Go ahead, Le’Veon Bell: Celebrate your new big man, Mekhi Becton. He’ll help change everything for the New York Jets rushing attack.
FLORHAM PARK, NJ—Go ahead, Le’Veon Bell; allow yourself to become excited about the 2020 NFL season. Please, we beg of you to display this enthusiasm on a regular basis. Such an attitude would mark a welcomed change to the status quo.
In 2019—Bell’s first in New Jersey—the New York Jets back experienced his worst professional season. Putting up a less-than-stellar 3.2 yards per carry mark over 15 regular-season games, the Michigan State product could not get things going.
Anybody with half a brain understands why. But now with a new big man in town, No. 26 is gushing about the season, and, of course, the kid who will lead the way to the left.
“Oh, Big Ticket,” is how Bell first responded when asked about the rookie. “Me, personally, I’ve never seen somebody like that in person, so when I first saw him, I was excited. And just to see him work every day, he’s a guy who understands football. Big guys will usually try to use their weight, but he’s got the hands, he’s got the hand-eye coordination, and he’s a smart player. He gets it.”
Becton, 21, represents an organizational-changing individual. Joe Douglas’s first-ever draft choice for the Jets put an end to the organization’s 14-year first-round offensive lineman drought. Not since 2006 have the Jets decided to appropriately focus on youth upfront.
Funny things happen when personnel decision-makers get serious about the most critical five-man unit in sports.
When the rookie duo that was Mike Tannenbaum and Eric Mangini selected D’Brickashaw Ferguson and Nick Mangold in the first round of the 2006 NFL Draft, the Jets roster was considered as near-laughingstock level. Guys like Kevan Barlow, Chris Baker and the unknown Jerricho Cotchery were expected to start offensively.
Nobody thought anything great was on the horizon. Ferguson and Mangold had a different idea, and their play helped transform an offense equipped with a league-worst weapons group into a middle-of-the-pack-type unit.
Everybody in Florham Park, NJ is hoping Becton (and free-agent signing Connor McGovern) can do the same for the 2020 version. The encouraging part about that thought is the first impression Becton delivers and his desire to progress.
“If he (Becton) makes a mistake, he gets upset about it,” Bell added. “He’s a competitor, and that’s what you want … especially (for an) offensive lineman. He can be a really, really, really special player. He’s got the gifts to do it. He wants to do it, so that’s the biggest thing about him.”
New York is slated to open the season against the Buffalo Bills this Sunday, 1 p.m. ET. Without a preseason, coupled with the strangest offseason in football history, questions surrounding every team are flying in from every angle.
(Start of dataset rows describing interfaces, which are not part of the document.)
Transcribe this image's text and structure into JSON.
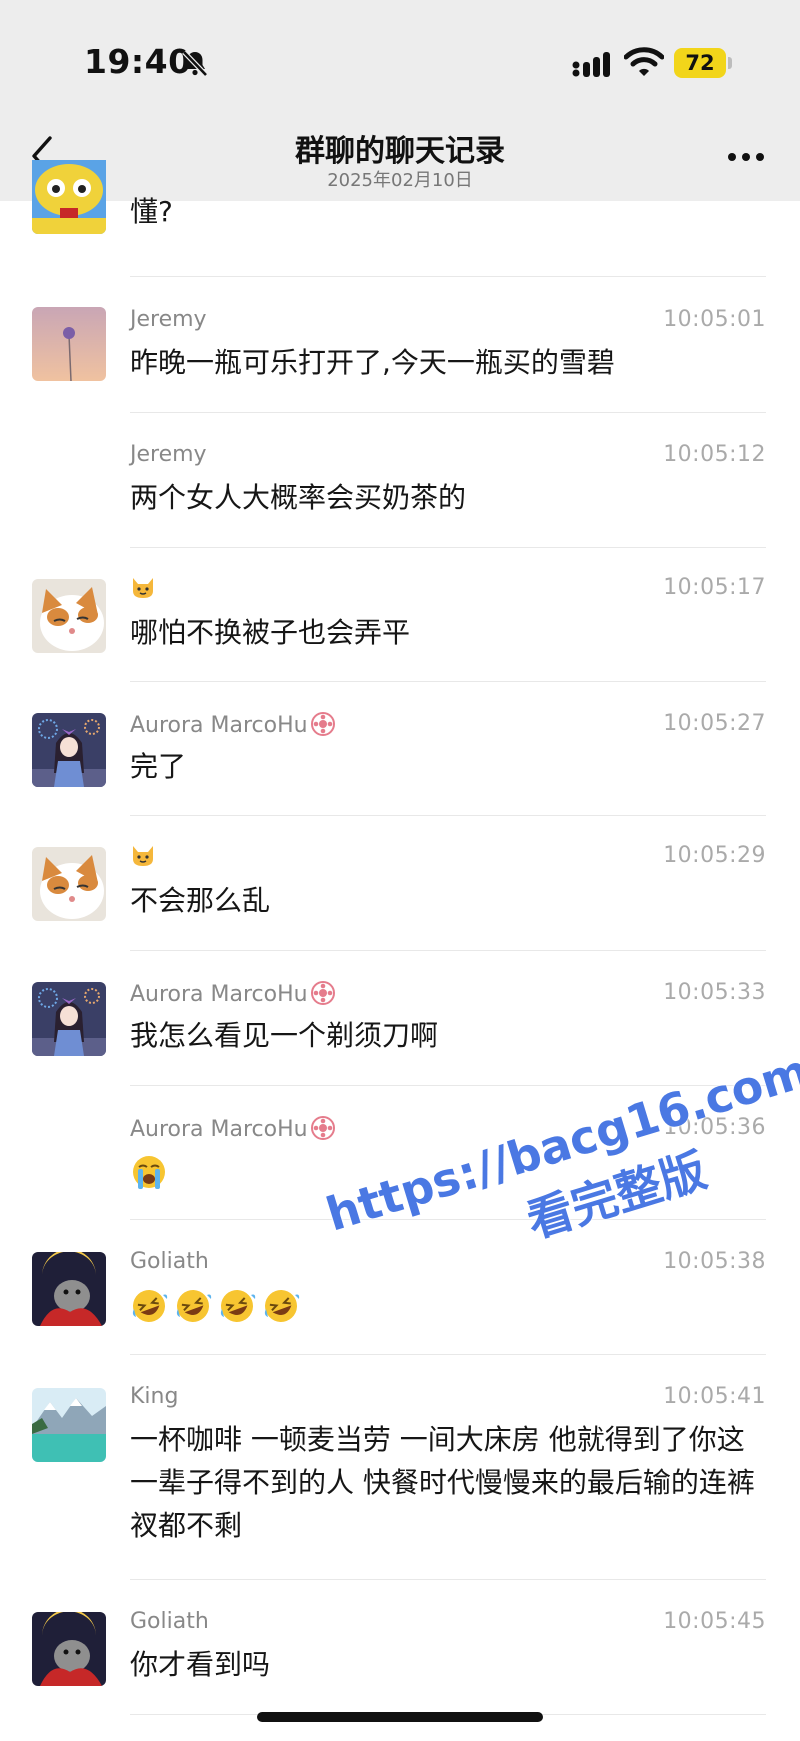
{
  "status_bar": {
    "time": "19:40",
    "battery": "72"
  },
  "nav": {
    "title": "群聊的聊天记录",
    "subtitle": "2025年02月10日"
  },
  "messages": [
    {
      "sender": "",
      "time": "",
      "text": "懂?"
    },
    {
      "sender": "Jeremy",
      "time": "10:05:01",
      "text": "昨晚一瓶可乐打开了,今天一瓶买的雪碧"
    },
    {
      "sender": "Jeremy",
      "time": "10:05:12",
      "text": "两个女人大概率会买奶茶的"
    },
    {
      "sender": "",
      "time": "10:05:17",
      "text": "哪怕不换被子也会弄平"
    },
    {
      "sender": "Aurora MarcoHu",
      "time": "10:05:27",
      "text": "完了"
    },
    {
      "sender": "",
      "time": "10:05:29",
      "text": "不会那么乱"
    },
    {
      "sender": "Aurora MarcoHu",
      "time": "10:05:33",
      "text": "我怎么看见一个剃须刀啊"
    },
    {
      "sender": "Aurora MarcoHu",
      "time": "10:05:36",
      "text": ""
    },
    {
      "sender": "Goliath",
      "time": "10:05:38",
      "text": ""
    },
    {
      "sender": "King",
      "time": "10:05:41",
      "text": "一杯咖啡 一顿麦当劳 一间大床房 他就得到了你这一辈子得不到的人 快餐时代慢慢来的最后输的连裤衩都不剩"
    },
    {
      "sender": "Goliath",
      "time": "10:05:45",
      "text": "你才看到吗"
    }
  ],
  "icons": {
    "cat_sender": "cat-emoji-icon",
    "badge": "flower-badge-icon",
    "cry": "loudly-crying-face-icon",
    "laugh": "rolling-laughing-face-icon"
  },
  "watermark": {
    "line1": "https://bacg16.com",
    "line2": "看完整版"
  },
  "colors": {
    "topbar": "#ededed",
    "watermark": "#4a78e3",
    "battery": "#f2d51a"
  }
}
Just how will the league-worst (DVOA) offense perform better in 2020?
Perhaps one of the sunny spots is the idea this coaching staff enters year No. 2 with the team. Those teams with a brand-new coaching staff picked the wrong offseason to shake things up.
Le'Veon Bell on Week 1:
"Guys are ready and they're hyped about it." Bell says it's gonna be "fun" to go up to Buffalo. #TakeFlight
— Robby Sabo (@RobbySabo) September 10, 2020
“Me, personally, I understand the offense so much better that’s it’s not even close,” Bell said about entering year No. 2 of the Adam Gase offense. “It’s not even close. Just me, king of looking at the team, guys are a lot more comfortable, guys know their assignments. You know, like Sam (Darnold), he knows exactly where to go, what to do (and) what situation to put us in.”
The first mid-to-outside zone to the left side will feature Becton as the guy who needs to deliver for his back. Hands, eye-coordination and a desire to improve? If Le’Veon Bell is right about the mountain on the left side of the line, the running back so many football fans know will reemerge in 2020.
Well, as long as the rest of the offensive line obliges.